SEC chairman Christopher Cox said in a statement that "proposed consolidation of responsibility for investor protection and the regulation of financial products deserves serious consideration as a way to better address the realities of today's markets." He also said that financial services regulation needs to be integrated among few agencies, and that the "overarching objective" of investor protection "can't be fully achieved if it fails to encompass derivatives, insurance and new instruments that straddle today's regulatory divides."
Though Paulson described the existing state-based regulatory system for the insurance industry as "quite burdensome" because it "allows price controls to create market distortions," state regulators either reacted guardedly to, or opposed, the blueprint's call for an optional federal charter.
"We have an obvious concern with moving insurance and centralizing it into the federal government and how that would affect consumers," said Sean Dilweg, the commissioner of insurance for Wisconsin. "We look at the problems facing the market right now and they're due to what I would call lax oversight, on a lot of these instruments traded by the banks, and it's unclear to us why centralizing would be any better."
Maryland insurance commissioner Ralph S. Tyler said: "The question of the proper balance between federal and state regulation of insurance is an important one. Fundamental change of a system that has, overall, worked well should be approached with care. The states play a critical consumer protection role and that must be preserved.
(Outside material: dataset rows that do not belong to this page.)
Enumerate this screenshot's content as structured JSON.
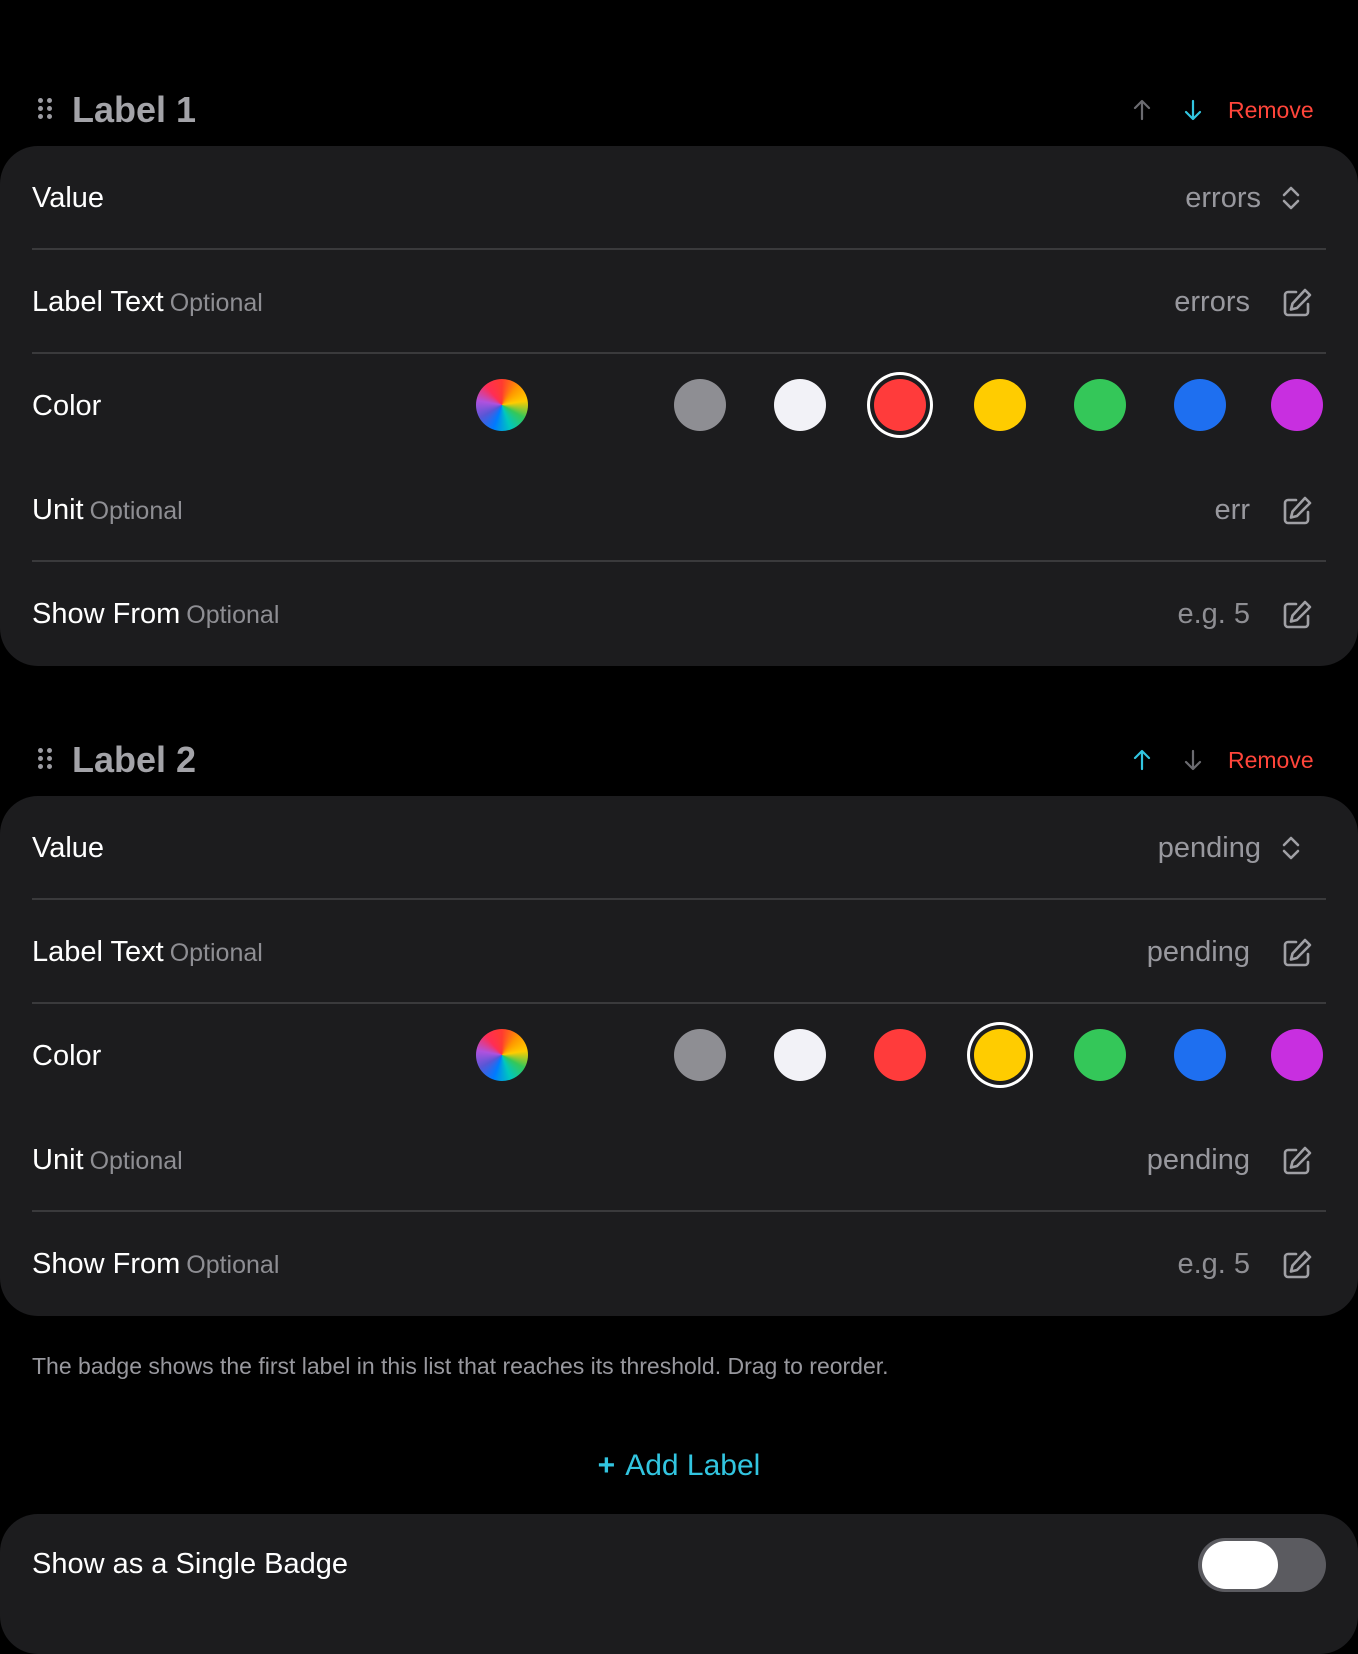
{
  "colors": {
    "accent": "#32c5e0",
    "destructive": "#ff453a",
    "card_background": "#1c1c1e",
    "page_background": "#000000",
    "arrow_disabled": "#6b6b70"
  },
  "color_swatches": [
    {
      "name": "custom",
      "color": "conic-gradient"
    },
    {
      "name": "gray",
      "color": "#8e8e93"
    },
    {
      "name": "white",
      "color": "#f2f2f7"
    },
    {
      "name": "red",
      "color": "#ff3b3b"
    },
    {
      "name": "yellow",
      "color": "#ffcc00"
    },
    {
      "name": "green",
      "color": "#34c759"
    },
    {
      "name": "blue",
      "color": "#1e6ff0"
    },
    {
      "name": "purple",
      "color": "#c82fe0"
    }
  ],
  "labels": [
    {
      "title": "Label 1",
      "up_enabled": false,
      "down_enabled": true,
      "remove_label": "Remove",
      "value_label": "Value",
      "value": "errors",
      "label_text_label": "Label Text",
      "label_text_optional": "Optional",
      "label_text_value": "errors",
      "color_label": "Color",
      "selected_color": "red",
      "unit_label": "Unit",
      "unit_optional": "Optional",
      "unit_value": "err",
      "show_from_label": "Show From",
      "show_from_optional": "Optional",
      "show_from_placeholder": "e.g. 5"
    },
    {
      "title": "Label 2",
      "up_enabled": true,
      "down_enabled": false,
      "remove_label": "Remove",
      "value_label": "Value",
      "value": "pending",
      "label_text_label": "Label Text",
      "label_text_optional": "Optional",
      "label_text_value": "pending",
      "color_label": "Color",
      "selected_color": "yellow",
      "unit_label": "Unit",
      "unit_optional": "Optional",
      "unit_value": "pending",
      "show_from_label": "Show From",
      "show_from_optional": "Optional",
      "show_from_placeholder": "e.g. 5"
    }
  ],
  "footer_note": "The badge shows the first label in this list that reaches its threshold. Drag to reorder.",
  "add_label": {
    "plus": "+",
    "text": "Add Label"
  },
  "single_badge": {
    "label": "Show as a Single Badge",
    "on": false
  }
}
A huge Washington agency is likely to be less responsive to the complaints of Maryland consumers than the current state agency."
The National Association of Insurance Commissioners said that while the administration needs to "remodel the financial regulatory house," it should "leave the insurance 'room' alone."
But the American Bankers Insurance Association and the American Bankers Association hailed the call for an optional federal charter in a joint statement.
"This long overdue measure would create greater efficiency and modernization for the insurance regulatory system," said ABIA executive director Kevin McKechnie.
Dakin Campbell contributed to this story.